Forests' Long-term Capacity to Store Carbon Is Dropping in Regions with Extreme Annual Fires
Published:28 Feb.2021    Source:University of Cambridge

Researchers have analysed decades' worth of data on the impact of repeated fires on ecosystems across the world. Their results, published today in the journal Nature Ecology and Evolution, show that repeated fires are driving long-term changes to tree communities and reducing their population sizes.

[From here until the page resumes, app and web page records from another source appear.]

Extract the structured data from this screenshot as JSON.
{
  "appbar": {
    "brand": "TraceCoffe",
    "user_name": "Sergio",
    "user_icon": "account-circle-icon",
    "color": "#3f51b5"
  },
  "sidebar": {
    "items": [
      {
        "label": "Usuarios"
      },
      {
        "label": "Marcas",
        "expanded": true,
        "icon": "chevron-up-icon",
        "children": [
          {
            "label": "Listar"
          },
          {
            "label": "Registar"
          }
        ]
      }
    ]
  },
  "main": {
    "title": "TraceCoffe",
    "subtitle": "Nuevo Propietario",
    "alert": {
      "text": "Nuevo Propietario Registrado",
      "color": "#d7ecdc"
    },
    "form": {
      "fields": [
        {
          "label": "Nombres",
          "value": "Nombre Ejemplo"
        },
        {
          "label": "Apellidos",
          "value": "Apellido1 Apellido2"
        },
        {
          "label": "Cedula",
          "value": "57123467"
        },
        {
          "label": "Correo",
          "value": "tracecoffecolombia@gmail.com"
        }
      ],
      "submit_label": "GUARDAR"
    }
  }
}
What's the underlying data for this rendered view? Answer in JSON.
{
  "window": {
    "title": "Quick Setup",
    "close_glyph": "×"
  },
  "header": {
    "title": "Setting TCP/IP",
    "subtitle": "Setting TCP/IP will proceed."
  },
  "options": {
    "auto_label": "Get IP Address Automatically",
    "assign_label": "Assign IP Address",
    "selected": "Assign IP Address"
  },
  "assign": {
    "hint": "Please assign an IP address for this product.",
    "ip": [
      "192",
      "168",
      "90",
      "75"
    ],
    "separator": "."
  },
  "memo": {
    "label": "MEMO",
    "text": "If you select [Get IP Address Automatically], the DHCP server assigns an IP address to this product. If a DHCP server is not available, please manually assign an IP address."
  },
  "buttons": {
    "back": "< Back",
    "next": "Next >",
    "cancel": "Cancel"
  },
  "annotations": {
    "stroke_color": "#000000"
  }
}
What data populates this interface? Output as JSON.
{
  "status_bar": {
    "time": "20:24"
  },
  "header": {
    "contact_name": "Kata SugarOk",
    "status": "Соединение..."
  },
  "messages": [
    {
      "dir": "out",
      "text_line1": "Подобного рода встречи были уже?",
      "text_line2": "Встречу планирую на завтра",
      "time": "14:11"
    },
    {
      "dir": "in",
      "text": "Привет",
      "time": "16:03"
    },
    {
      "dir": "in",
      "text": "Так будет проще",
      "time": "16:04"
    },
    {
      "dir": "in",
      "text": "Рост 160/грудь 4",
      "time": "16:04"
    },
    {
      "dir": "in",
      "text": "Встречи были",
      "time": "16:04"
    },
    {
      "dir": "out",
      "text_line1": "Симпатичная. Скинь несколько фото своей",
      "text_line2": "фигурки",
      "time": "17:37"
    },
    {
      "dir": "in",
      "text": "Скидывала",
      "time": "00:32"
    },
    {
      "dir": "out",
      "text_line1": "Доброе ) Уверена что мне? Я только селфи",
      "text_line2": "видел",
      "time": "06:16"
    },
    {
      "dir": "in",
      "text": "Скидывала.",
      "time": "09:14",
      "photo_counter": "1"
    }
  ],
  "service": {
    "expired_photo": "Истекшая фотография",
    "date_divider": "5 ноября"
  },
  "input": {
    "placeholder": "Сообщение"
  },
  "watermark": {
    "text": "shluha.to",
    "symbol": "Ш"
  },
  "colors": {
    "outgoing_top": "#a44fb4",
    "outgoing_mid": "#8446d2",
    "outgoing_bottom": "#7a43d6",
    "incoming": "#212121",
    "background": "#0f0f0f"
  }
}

Savannah ecosystems, and regions with extreme wet or dry seasons were found to be the most sensitive to changes in fire frequency. Trees in regions with moderate climate are more resistant. Repeated fires also cause less damage to tree species with protective traits like thicker bark.